1. Are there any countries do not prohibit the buying/selling of human organs? If yes, please list them.
2. Very briefly describe how someone can be added to the waiting list to be a candidate to receive a transplant. Also,
list the main factors that determine who on the waiting list will receive a transplant when an organ becomes
available (
3. List three celebrities that have received organ transplants. For each one please state if they are still alive and if
they became active in promoting awareness about organ donation after receiving their transplant. Briefly describe
these activities for each celebrity.
Data Collection
Go to the UNOS website ( and collect the data as described below. Use the spreadsheet given
to you as an email attachment to store the data. Save your finished spreadsheet with the same file name replacing
studentname with you real name and then email it to me as an attachment.

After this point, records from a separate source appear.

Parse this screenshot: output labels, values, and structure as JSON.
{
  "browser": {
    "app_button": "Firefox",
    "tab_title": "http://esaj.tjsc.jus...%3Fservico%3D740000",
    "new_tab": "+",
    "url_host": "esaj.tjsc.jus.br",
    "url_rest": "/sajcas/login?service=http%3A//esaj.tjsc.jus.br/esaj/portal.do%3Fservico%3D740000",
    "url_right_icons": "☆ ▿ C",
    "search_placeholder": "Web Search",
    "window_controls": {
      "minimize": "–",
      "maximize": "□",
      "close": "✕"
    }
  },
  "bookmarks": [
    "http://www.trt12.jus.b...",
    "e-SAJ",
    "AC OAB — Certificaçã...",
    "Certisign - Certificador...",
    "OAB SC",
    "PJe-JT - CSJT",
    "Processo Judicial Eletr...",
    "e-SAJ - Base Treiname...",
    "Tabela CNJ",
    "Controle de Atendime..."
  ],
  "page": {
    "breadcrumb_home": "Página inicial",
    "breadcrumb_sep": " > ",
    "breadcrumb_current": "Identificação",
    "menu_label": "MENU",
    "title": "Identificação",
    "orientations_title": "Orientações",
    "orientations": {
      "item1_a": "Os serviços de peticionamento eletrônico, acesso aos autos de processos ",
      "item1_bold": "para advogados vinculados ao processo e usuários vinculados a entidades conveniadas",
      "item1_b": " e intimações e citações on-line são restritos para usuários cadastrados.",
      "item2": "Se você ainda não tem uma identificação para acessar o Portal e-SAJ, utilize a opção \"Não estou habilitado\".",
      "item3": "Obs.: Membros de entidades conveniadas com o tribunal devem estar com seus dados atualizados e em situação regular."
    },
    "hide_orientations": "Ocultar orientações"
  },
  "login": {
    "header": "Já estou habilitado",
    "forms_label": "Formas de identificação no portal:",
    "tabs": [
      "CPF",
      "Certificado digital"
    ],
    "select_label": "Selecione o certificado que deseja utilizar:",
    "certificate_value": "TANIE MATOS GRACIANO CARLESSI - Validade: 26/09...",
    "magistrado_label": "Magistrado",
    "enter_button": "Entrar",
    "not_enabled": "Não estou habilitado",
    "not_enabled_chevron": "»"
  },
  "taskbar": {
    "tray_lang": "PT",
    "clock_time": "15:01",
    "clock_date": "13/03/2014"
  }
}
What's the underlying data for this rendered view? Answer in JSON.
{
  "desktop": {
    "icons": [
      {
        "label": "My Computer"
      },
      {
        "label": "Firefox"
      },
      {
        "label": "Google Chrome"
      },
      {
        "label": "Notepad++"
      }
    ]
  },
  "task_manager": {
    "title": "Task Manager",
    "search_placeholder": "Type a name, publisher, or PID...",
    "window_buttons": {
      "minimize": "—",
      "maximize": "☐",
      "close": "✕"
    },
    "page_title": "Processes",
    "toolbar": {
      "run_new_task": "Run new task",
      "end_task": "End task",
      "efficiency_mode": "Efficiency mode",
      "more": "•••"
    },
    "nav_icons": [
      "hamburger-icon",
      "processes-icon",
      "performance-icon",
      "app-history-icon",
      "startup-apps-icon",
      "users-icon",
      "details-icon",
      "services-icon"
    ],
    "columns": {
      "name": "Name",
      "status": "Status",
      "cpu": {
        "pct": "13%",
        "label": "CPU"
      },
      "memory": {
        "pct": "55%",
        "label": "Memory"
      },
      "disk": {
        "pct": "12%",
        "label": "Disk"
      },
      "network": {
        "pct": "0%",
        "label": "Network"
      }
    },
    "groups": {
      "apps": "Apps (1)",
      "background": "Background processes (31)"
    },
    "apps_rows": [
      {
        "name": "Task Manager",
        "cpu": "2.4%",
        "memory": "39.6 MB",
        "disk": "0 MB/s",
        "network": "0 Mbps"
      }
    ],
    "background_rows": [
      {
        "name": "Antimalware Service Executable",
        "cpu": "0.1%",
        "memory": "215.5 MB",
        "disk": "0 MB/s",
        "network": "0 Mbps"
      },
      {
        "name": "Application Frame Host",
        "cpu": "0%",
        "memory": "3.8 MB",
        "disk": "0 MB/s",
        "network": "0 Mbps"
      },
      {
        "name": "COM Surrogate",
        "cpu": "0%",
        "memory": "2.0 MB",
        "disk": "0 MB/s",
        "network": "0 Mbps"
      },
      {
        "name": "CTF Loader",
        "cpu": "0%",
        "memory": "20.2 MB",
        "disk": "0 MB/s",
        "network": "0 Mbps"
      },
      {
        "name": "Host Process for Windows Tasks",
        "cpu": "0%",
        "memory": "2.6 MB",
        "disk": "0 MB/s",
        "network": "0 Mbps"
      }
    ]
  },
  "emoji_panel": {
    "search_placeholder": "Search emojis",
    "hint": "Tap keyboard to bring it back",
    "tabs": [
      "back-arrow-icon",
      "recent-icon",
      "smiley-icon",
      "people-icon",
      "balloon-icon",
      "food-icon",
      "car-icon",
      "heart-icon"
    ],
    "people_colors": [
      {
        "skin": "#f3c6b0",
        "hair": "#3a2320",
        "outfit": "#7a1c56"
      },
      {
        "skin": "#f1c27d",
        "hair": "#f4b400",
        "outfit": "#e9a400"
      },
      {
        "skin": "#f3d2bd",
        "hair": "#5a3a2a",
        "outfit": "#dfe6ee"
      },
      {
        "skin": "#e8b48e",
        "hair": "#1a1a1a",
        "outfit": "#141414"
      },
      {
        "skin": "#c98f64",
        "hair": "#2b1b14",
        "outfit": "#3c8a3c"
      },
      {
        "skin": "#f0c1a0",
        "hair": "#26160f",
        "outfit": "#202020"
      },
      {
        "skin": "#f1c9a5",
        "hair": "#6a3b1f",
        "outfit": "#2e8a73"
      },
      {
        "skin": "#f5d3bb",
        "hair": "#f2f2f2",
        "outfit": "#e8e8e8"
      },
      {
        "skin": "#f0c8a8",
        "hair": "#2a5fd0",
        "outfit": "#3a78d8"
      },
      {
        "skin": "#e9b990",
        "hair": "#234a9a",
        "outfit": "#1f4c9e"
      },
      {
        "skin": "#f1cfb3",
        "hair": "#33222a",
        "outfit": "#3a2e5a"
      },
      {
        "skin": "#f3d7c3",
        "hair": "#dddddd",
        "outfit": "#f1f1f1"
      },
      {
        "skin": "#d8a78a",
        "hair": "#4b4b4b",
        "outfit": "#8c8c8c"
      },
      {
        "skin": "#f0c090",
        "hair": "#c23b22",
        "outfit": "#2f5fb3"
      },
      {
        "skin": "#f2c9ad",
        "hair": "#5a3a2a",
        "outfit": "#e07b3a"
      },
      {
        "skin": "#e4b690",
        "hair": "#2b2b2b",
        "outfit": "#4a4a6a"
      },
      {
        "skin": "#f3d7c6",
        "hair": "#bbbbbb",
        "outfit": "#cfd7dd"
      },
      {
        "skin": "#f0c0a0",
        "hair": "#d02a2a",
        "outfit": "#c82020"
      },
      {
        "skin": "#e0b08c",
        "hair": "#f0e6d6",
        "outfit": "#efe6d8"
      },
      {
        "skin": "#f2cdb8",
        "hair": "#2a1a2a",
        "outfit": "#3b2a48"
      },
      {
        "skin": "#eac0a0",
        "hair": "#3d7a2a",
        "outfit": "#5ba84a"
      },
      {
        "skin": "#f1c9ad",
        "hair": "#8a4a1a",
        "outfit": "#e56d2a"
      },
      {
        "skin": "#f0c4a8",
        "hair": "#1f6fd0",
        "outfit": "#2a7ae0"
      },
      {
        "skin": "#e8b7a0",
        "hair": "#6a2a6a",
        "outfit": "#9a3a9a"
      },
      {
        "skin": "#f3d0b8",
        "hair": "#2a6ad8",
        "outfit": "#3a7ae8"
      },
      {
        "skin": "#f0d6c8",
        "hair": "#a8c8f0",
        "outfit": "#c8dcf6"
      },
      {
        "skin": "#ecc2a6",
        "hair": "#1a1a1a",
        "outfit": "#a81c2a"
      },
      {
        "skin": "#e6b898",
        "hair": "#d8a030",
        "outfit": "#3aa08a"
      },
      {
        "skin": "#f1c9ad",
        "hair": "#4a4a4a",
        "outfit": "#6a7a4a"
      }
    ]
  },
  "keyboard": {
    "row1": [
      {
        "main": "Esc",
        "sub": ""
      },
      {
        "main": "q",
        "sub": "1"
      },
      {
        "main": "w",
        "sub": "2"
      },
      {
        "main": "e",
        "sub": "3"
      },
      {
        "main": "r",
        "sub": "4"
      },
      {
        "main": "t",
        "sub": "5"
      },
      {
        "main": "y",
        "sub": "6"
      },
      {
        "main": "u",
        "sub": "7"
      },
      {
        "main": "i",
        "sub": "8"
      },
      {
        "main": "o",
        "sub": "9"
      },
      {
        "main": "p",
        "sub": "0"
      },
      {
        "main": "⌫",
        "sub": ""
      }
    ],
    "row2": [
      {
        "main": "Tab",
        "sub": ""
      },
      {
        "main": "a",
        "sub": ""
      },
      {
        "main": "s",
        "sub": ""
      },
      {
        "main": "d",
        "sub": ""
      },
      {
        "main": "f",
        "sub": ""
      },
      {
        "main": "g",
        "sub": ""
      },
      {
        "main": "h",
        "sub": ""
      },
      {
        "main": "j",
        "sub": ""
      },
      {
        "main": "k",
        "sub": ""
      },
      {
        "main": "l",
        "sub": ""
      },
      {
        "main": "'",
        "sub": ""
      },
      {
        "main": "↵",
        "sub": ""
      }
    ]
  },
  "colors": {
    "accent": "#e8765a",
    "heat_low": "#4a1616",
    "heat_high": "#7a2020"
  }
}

Once we have the data we will discuss
how to make some graphs for discussion.
Donors and Transplants
1. Click on the Data link on the top of the page.
2. Click on the National Data link on the left of the page.
3. Click on the Build Advanced link on the left of the page.
4. Select Donor from the 1st drop-down menu.
5. Select Organ (6 items) from the 2nd drop-down menu.
6. Select Donation Year (20 items) from the third drop down menu.
7. Select the Go button to get the data.
8. Get the data for All Donors and Kidney for the years 1988-2006.
Wait List removal
1. Go back and begin with the National Data link on the left of the page again.
2. Click on the Build Advanced link on the left of the page.
3. Select Wait List Removal from the 1st drop-down menu.
4. Select Removal Reason (20 items) from the 2nd drop-down menu.
5. Select Removal Year (13 items) from the third drop down menu.
6. Select the Go button to get the data.
7. Get the data for Died for the years 1995- 2006.